# [Exercise description]
Collect all lines containing the word "JSON" from the data.

# [Study material]

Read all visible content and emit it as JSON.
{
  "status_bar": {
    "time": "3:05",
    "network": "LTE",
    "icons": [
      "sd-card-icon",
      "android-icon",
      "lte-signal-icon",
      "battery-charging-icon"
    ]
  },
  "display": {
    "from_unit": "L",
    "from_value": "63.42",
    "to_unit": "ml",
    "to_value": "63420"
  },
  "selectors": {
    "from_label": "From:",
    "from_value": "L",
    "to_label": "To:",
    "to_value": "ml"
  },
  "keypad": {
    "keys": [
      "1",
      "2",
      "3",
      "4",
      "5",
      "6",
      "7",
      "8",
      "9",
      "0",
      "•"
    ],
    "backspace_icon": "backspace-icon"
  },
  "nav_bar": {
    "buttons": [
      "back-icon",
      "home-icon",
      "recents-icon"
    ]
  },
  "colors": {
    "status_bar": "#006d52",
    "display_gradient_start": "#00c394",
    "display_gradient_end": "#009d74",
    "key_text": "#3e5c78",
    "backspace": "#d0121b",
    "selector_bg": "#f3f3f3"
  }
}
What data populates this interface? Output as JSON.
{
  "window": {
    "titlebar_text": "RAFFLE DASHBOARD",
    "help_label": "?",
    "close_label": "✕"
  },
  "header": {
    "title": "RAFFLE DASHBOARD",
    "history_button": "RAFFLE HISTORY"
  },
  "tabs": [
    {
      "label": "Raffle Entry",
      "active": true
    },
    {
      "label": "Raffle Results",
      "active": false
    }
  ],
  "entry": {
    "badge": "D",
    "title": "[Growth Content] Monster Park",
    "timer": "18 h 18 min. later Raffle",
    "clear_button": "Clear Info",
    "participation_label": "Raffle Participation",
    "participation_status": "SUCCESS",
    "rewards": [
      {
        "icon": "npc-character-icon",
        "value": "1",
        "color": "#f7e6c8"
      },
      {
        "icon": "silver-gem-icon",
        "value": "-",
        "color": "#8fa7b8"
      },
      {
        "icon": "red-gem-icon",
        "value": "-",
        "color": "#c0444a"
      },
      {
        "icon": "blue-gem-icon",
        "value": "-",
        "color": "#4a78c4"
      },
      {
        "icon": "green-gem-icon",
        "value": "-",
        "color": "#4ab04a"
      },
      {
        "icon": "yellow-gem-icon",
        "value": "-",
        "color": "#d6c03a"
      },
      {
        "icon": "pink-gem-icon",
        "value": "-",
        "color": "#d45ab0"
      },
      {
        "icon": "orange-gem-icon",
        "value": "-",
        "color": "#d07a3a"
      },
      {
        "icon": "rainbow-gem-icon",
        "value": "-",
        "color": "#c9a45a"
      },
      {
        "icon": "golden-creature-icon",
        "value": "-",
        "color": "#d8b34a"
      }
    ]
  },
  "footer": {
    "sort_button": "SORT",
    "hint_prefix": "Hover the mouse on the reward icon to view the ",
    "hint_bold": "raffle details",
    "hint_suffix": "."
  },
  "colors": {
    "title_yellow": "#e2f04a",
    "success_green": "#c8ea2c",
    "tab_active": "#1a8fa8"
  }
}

# [Written answer]
Read all visible content and emit it as JSON.
What data populates this interface? Output as JSON.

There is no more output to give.